Taking life hacking to the next level, this listicle explores 18 ways to leadership hack.
Life hacking’s long been a thing – but today’s connected, communicating, collaborating workplace opens up far more interesting possibilities than turning glass jars into bijou desk organisers. How about some leadership hacking for a change?
Try these 18 tips for starters.
Let someone else be the hero.
Ronald Regan apparently once said, “There is no limit to what we can achieve … if we let someone else take credit.” We’re not suggesting you run for President, but the principle works.
Be the bearer of good news.
“You know Mike in Finance? He was telling me what a great job you did on…” It doesn’t take many honest pass-arounds to make your people feel like a million bucks. This life hack sees you as a real glass-half-full person.
Treat a fail as a win.
Everyone makes mistakes. If they provide useful learnings, why not treat them like successes? Sharing “teachable moments” adds empathy and humanity to the team. Especially if you made them.
Never put off hard talk.
If something serious happens – a blazing argument, refusals, even abuse – don’t wait for formal channels to escalate; get the participants together immediately and talk it over. Today’s tech makes it easy.
Find the story in every project.
Narratives – stories – play a deep role in our ability to understand questions beginning with why. Instead of command and control, tell tales (not tall ones) about how each project will play out, so the “characters” have a sense of what’s to come.
Look for the nudge, not the nasty.
Managing isn’t about control or hierarchy; it’s about effective persuasion. Are there any small actions you could take that lead to big results? Keep a list of the little things each team player likes or enjoys, then look for opportunities to make them happen. More results at less effort.
Take someone out of the meeting.
Instead of wondering “Who should be in this roundtable”, ask “Who should I leave out?” Meetings are more productive the more people you can keep out of them who shouldn’t be there.
End mission creep in meetings.
How many meetings end with “Oh, just one more thing…?” End meetings when you’ve covered the agenda – don’t let them run on. This leadership hack will save you hours each week.
Ask for outcomes, not methods.
There’s power in asking trusted subordinates to make a plan to get something done…without you. It communicates your trust and confidence. Don’t sweat the small stuff.
Take the blame for stuff you didn’t do.
It’s too easy to blame people. Even when your employees get it wrong, take responsibility yourself. They’ll feel grateful and protected, while you get to ponder how you can stop it happening next time.
Recognise mental illness for what it is… an illness.

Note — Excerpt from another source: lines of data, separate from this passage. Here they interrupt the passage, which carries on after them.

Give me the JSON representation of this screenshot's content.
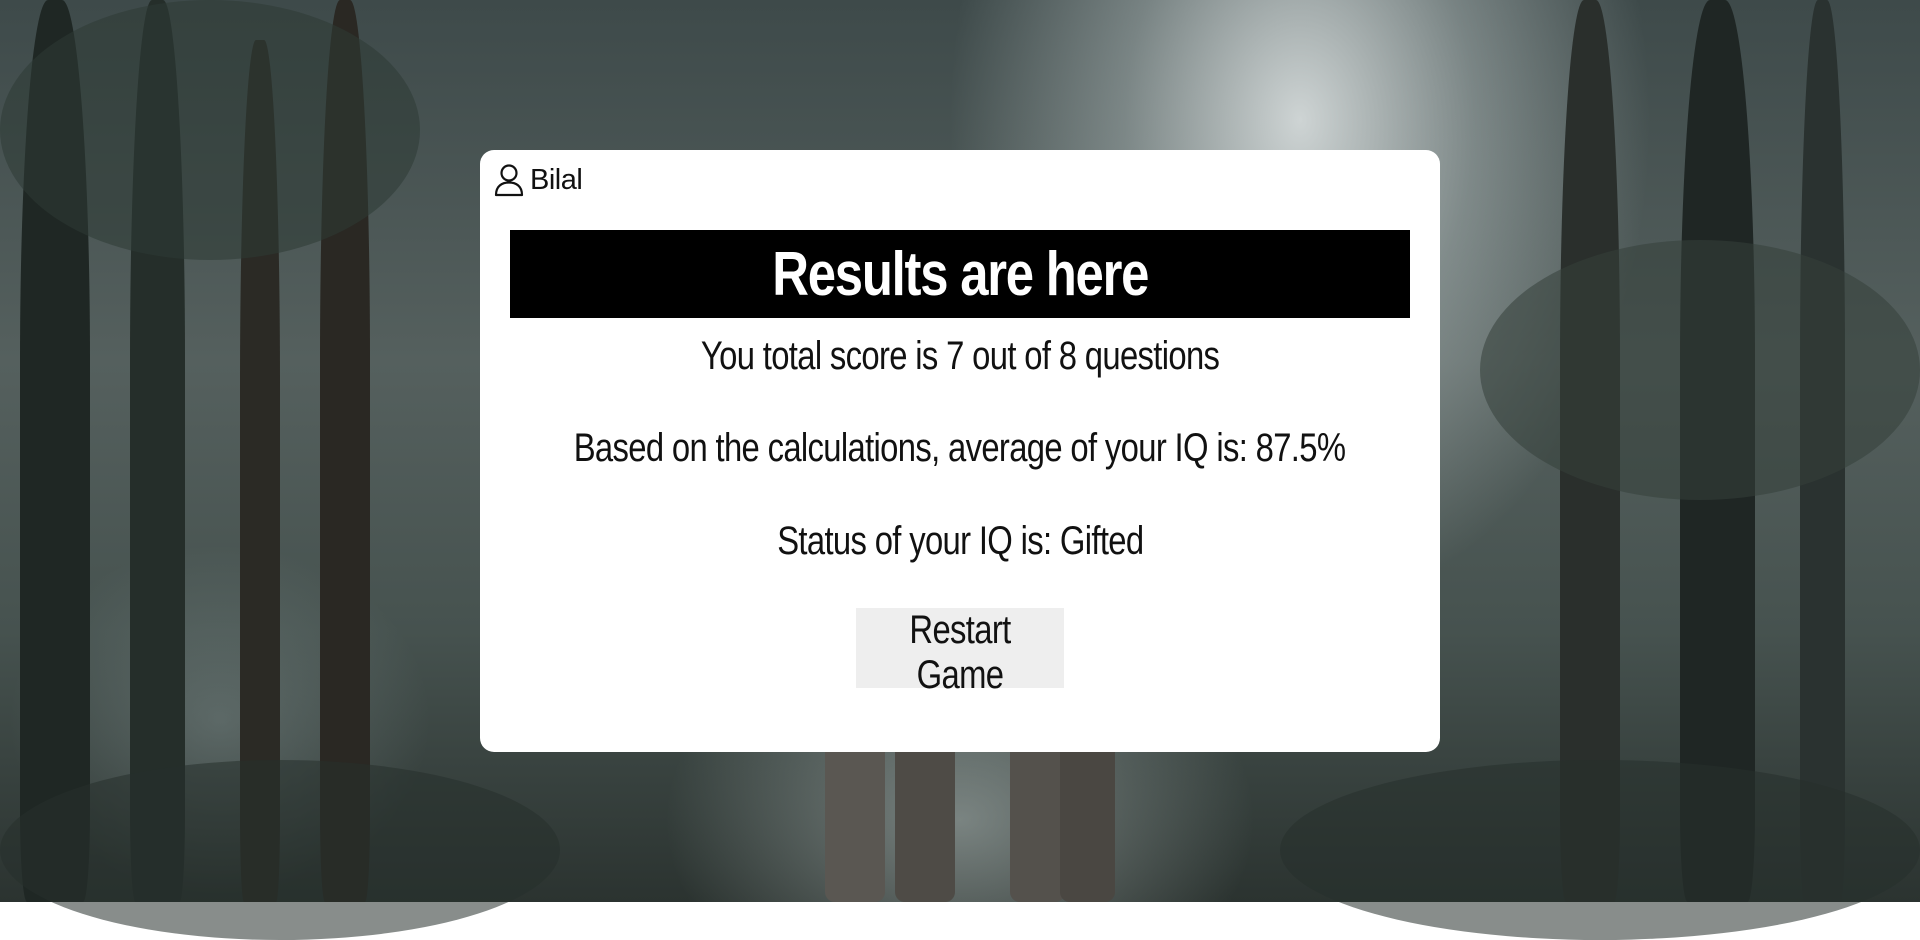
{
  "user": {
    "icon": "user-icon",
    "name": "Bilal"
  },
  "results": {
    "title": "Results are here",
    "score_line": "You total score is 7  out of 8 questions",
    "iq_average_line": "Based on the calculations, average of your IQ is: 87.5%",
    "iq_status_line": "Status of your IQ is: Gifted"
  },
  "actions": {
    "restart_label": "Restart Game"
  },
  "colors": {
    "card_background": "#ffffff",
    "banner_background": "#000000",
    "banner_text": "#ffffff",
    "button_background": "#eeeeee"
  }
}
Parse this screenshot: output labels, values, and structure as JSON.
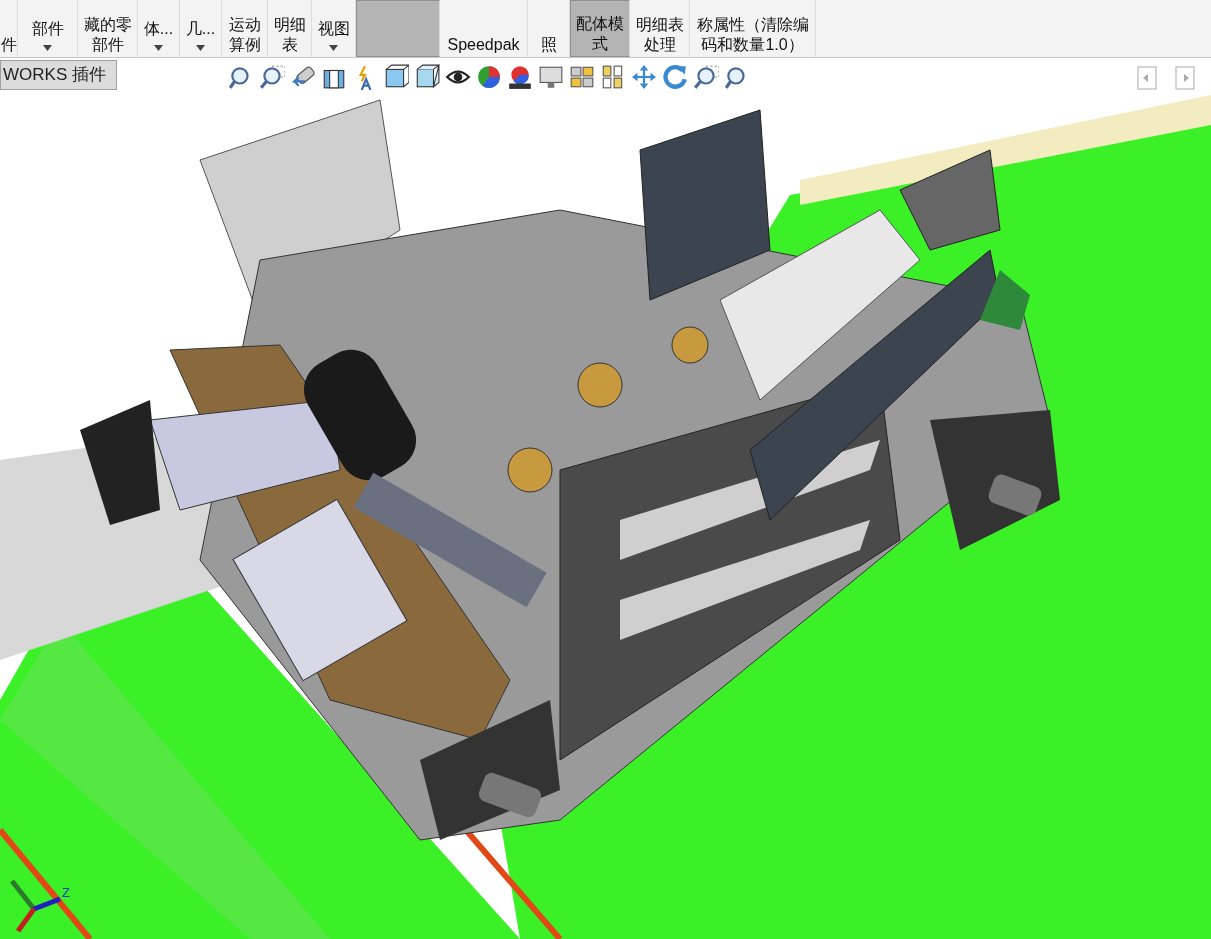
{
  "ribbon": {
    "buttons": [
      {
        "lines": [
          "件"
        ],
        "dropdown": false,
        "selected": false
      },
      {
        "lines": [
          "部件"
        ],
        "dropdown": true,
        "selected": false
      },
      {
        "lines": [
          "藏的零",
          "部件"
        ],
        "dropdown": false,
        "selected": false
      },
      {
        "lines": [
          "体..."
        ],
        "dropdown": true,
        "selected": false
      },
      {
        "lines": [
          "几..."
        ],
        "dropdown": true,
        "selected": false
      },
      {
        "lines": [
          "运动",
          "算例"
        ],
        "dropdown": false,
        "selected": false
      },
      {
        "lines": [
          "明细",
          "表"
        ],
        "dropdown": false,
        "selected": false
      },
      {
        "lines": [
          "视图"
        ],
        "dropdown": true,
        "selected": false
      },
      {
        "dropdown": false,
        "selected": true
      },
      {
        "lines": [
          "Speedpak"
        ],
        "dropdown": false,
        "selected": false
      },
      {
        "lines": [
          "照"
        ],
        "dropdown": false,
        "selected": false
      },
      {
        "lines": [
          "配体模",
          "式"
        ],
        "dropdown": false,
        "selected": true
      },
      {
        "lines": [
          "明细表",
          "处理"
        ],
        "dropdown": false,
        "selected": false
      },
      {
        "lines": [
          "称属性（清除编",
          "码和数量1.0）"
        ],
        "dropdown": false,
        "selected": false
      }
    ]
  },
  "tabs": [
    {
      "label": "WORKS 插件",
      "selected": true
    }
  ],
  "triad": {
    "axis_label": "Z"
  }
}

A serious work hack, this. 1 in 4 people will suffer from mental illness at some point. When it happens to someone on your team, talk about it as the medical condition it is, like a broken ankle or the ‘flu – not something creepy. The affected worker will be grateful.
Practice visualisation with your team.
Success stems from a clear picture. At the start of a project, lead your team in imagining themselves at a successful close. Don’t know what success looks like? Then rethink your project.
Make time for “deep work”
Even in a connected world, Cal Newport’s new book demonstrates the importance of having hours-long periods of uninterrupted concentration in most days. When leadership hacking, don’t mistake being “busy” with being “productive.”
Set specific times for collaboration stuff.
Collaboration can happen anytime, but you might be more productive if you specify a window – perhaps 10-12 and 3-4pm to get all your meetings and conferences done? You can even adopt it as company policy.
Address dissatisfaction if you can’t get none.
Worker dissatisfaction is a productivity killer. After any particularly difficult or dreary spell (we all have them) take pains to thank and congratulate the people who came through. They’ll feel you’re on their side, rather than polish their CVs.
Build support before proposing tasks.
Assigning tasks gets a lot easier if you know who’s up for doing them. Always engage key people before the big brief, and show what’s in it for them.
Very few people can keep their minds on more than one task at the same time. So stop firefighting! Life hack your tasks into series, not parallel.
Stop reading listicles!
Social media is fun, but don’t get too social. The best communication and collaboration happens in tight-knit teams you work with, not millions of faceless people across the internet. That’s why we think 18 leadership hacks are enough for one day.
Start taking the lead and empower your team, download The connected business: Generating a collaborative culture, how to build innovation in your enterprise today.